“To Have and Have Not.” Harry Morgan, Mr. Hemingway apparently would tell us, was numbered among the have-nots because he believed he could play the game alone. As his wife thought of him after his death, he was “snotty and strong and quick, and like some kind of expensive animal. It would always get me just to watch him move. . . .”

But if the have-nots haven’t the strength, standing alone, to get what they want, let them stand together, then everything will be all right. Harry Morgan’s failure to feel an obligation to society is of no matter. There is no other possible thesis for Mr. Hemingway’s tale.

The human will, in Hemingway, as some percipient critics have already pointed out, approaches the vanishing point. As Mr. John Peale Bishop wrote, in that brilliant analysis of Hemingway which appeared in “After the Genteel Tradition,” in his novels “men and women do not plan; it is to them that things happen. In the telling phrase of Wyndham Lewis, the ‘I’ in Hemingway’s stories is ‘the man that things are done to.'”

Nor does Mr. Hemingway help his case by the introduction of his hand-picked specimens of the idle rich and their parasites, and of the morally rotten whom he shows us in brief close-ups, in their anchored yachts on the night that Harry Morgan died. They are people who, in one form or another, have existed in every age. They are not to be laid on the doorstep of economic royalism. This is adolescent thinking, though the writing is maturely skilled.

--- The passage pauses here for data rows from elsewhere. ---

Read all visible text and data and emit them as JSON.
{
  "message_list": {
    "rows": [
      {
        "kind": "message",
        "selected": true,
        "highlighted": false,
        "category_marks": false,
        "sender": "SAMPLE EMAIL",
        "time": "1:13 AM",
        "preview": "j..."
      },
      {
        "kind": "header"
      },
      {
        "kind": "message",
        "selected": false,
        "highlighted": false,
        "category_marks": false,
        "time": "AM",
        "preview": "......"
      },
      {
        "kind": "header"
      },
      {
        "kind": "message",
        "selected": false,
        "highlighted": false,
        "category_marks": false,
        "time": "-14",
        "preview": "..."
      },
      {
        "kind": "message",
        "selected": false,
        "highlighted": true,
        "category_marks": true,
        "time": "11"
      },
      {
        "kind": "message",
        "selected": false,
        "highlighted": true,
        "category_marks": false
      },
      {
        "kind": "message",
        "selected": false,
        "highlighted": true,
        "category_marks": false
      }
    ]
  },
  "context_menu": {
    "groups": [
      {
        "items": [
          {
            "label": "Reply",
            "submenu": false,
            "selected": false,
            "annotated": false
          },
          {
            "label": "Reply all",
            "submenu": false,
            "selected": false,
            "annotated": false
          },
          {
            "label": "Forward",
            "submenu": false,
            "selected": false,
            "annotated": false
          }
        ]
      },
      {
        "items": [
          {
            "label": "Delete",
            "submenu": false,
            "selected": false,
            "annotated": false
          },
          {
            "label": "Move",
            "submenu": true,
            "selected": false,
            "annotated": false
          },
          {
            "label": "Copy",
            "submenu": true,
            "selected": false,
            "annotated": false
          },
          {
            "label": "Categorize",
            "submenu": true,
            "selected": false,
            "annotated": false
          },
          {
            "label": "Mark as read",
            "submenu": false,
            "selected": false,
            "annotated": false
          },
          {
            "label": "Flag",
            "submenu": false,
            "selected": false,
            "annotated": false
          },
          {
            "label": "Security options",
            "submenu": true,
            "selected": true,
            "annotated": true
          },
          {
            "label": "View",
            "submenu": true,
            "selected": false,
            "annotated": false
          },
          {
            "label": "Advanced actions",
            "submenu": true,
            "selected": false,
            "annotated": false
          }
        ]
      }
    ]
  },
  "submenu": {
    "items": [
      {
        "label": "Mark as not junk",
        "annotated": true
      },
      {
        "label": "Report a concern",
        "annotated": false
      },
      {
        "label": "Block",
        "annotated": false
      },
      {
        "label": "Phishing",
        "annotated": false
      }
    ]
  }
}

The expertness of the narrative is such that one wishes profoundly it could have been put to better use. There is cumulative power and telling economy of phrase. There is driving action. And there is also pointless brutality, passages of purely sadistic writing. The famous Hemingway dialogue reveals itself as never before in its true nature. It is false to life, cut to a purely mechanized formula. You cannot separate the speech of one character from another and tell who is speaking. They all talk alike.

In spite of its frequent strength as narrative writing, “To Have and Have Not” is a novel distinctly inferior to “A Farewell to Arms.” There is nothing in it comparable to the final chapter of the earlier book, or to the story of the retreat from Caporetto. Mr. Hemingway’s record as a creative writer would be stronger if it had never been published.